Information shown Start Marker

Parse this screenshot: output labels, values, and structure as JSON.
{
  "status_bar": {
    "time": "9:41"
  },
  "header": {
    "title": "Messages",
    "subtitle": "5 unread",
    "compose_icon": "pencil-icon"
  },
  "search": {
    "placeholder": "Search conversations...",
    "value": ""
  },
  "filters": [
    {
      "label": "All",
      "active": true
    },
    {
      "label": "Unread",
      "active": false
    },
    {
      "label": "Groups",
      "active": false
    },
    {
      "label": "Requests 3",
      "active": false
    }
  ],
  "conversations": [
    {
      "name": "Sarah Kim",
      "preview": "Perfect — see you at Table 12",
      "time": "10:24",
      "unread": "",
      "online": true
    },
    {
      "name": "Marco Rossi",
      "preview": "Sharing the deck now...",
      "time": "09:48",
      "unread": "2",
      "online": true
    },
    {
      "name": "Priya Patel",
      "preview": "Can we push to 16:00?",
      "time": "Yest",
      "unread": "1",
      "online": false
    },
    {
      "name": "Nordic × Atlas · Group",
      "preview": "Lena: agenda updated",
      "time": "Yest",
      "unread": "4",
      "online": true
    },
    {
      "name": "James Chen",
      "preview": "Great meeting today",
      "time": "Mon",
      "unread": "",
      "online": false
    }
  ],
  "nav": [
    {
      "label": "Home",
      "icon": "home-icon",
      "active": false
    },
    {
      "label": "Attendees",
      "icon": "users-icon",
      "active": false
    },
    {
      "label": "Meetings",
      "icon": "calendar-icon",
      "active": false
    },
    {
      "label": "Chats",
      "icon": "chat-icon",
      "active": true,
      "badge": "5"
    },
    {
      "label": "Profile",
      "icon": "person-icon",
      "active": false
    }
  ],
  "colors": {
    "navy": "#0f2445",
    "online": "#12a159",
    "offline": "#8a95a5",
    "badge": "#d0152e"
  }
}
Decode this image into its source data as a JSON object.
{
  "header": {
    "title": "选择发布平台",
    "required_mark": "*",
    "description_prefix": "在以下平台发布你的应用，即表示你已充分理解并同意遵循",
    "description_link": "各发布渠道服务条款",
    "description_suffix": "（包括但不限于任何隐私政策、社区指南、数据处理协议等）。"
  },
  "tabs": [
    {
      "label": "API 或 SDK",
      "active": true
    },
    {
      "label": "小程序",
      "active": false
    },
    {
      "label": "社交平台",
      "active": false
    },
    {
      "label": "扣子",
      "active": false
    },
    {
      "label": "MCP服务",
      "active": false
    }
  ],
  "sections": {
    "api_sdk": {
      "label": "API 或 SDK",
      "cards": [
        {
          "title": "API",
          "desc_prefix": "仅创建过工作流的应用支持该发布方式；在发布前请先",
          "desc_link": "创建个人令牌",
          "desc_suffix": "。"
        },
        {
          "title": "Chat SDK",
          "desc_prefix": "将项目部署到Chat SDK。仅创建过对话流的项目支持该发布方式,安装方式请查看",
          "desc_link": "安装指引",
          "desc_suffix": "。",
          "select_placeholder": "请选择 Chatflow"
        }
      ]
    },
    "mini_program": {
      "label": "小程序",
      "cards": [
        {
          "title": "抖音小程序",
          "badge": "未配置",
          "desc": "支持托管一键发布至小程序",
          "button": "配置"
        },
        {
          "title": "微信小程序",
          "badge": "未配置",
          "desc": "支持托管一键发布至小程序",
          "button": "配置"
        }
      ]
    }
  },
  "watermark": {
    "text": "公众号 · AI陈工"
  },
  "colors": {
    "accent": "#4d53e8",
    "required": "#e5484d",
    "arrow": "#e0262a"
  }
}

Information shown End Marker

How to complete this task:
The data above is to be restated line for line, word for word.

Exercise output:
Parse this screenshot: output labels, values, and structure as JSON.
{
  "status_bar": {
    "time": "9:41"
  },
  "header": {
    "title": "Messages",
    "subtitle": "5 unread",
    "compose_icon": "pencil-icon"
  },
  "search": {
    "placeholder": "Search conversations...",
    "value": ""
  },
  "filters": [
    {
      "label": "All",
      "active": true
    },
    {
      "label": "Unread",
      "active": false
    },
    {
      "label": "Groups",
      "active": false
    },
    {
      "label": "Requests 3",
      "active": false
    }
  ],
  "conversations": [
    {
      "name": "Sarah Kim",
      "preview": "Perfect — see you at Table 12",
      "time": "10:24",
      "unread": "",
      "online": true
    },
    {
      "name": "Marco Rossi",
      "preview": "Sharing the deck now...",
      "time": "09:48",
      "unread": "2",
      "online": true
    },
    {
      "name": "Priya Patel",
      "preview": "Can we push to 16:00?",
      "time": "Yest",
      "unread": "1",
      "online": false
    },
    {
      "name": "Nordic × Atlas · Group",
      "preview": "Lena: agenda updated",
      "time": "Yest",
      "unread": "4",
      "online": true
    },
    {
      "name": "James Chen",
      "preview": "Great meeting today",
      "time": "Mon",
      "unread": "",
      "online": false
    }
  ],
  "nav": [
    {
      "label": "Home",
      "icon": "home-icon",
      "active": false
    },
    {
      "label": "Attendees",
      "icon": "users-icon",
      "active": false
    },
    {
      "label": "Meetings",
      "icon": "calendar-icon",
      "active": false
    },
    {
      "label": "Chats",
      "icon": "chat-icon",
      "active": true,
      "badge": "5"
    },
    {
      "label": "Profile",
      "icon": "person-icon",
      "active": false
    }
  ],
  "colors": {
    "navy": "#0f2445",
    "online": "#12a159",
    "offline": "#8a95a5",
    "badge": "#d0152e"
  }
}
Decode this image into its source data as a JSON object.
{
  "header": {
    "title": "选择发布平台",
    "required_mark": "*",
    "description_prefix": "在以下平台发布你的应用，即表示你已充分理解并同意遵循",
    "description_link": "各发布渠道服务条款",
    "description_suffix": "（包括但不限于任何隐私政策、社区指南、数据处理协议等）。"
  },
  "tabs": [
    {
      "label": "API 或 SDK",
      "active": true
    },
    {
      "label": "小程序",
      "active": false
    },
    {
      "label": "社交平台",
      "active": false
    },
    {
      "label": "扣子",
      "active": false
    },
    {
      "label": "MCP服务",
      "active": false
    }
  ],
  "sections": {
    "api_sdk": {
      "label": "API 或 SDK",
      "cards": [
        {
          "title": "API",
          "desc_prefix": "仅创建过工作流的应用支持该发布方式；在发布前请先",
          "desc_link": "创建个人令牌",
          "desc_suffix": "。"
        },
        {
          "title": "Chat SDK",
          "desc_prefix": "将项目部署到Chat SDK。仅创建过对话流的项目支持该发布方式,安装方式请查看",
          "desc_link": "安装指引",
          "desc_suffix": "。",
          "select_placeholder": "请选择 Chatflow"
        }
      ]
    },
    "mini_program": {
      "label": "小程序",
      "cards": [
        {
          "title": "抖音小程序",
          "badge": "未配置",
          "desc": "支持托管一键发布至小程序",
          "button": "配置"
        },
        {
          "title": "微信小程序",
          "badge": "未配置",
          "desc": "支持托管一键发布至小程序",
          "button": "配置"
        }
      ]
    }
  },
  "watermark": {
    "text": "公众号 · AI陈工"
  },
  "colors": {
    "accent": "#4d53e8",
    "required": "#e5484d",
    "arrow": "#e0262a"
  }
}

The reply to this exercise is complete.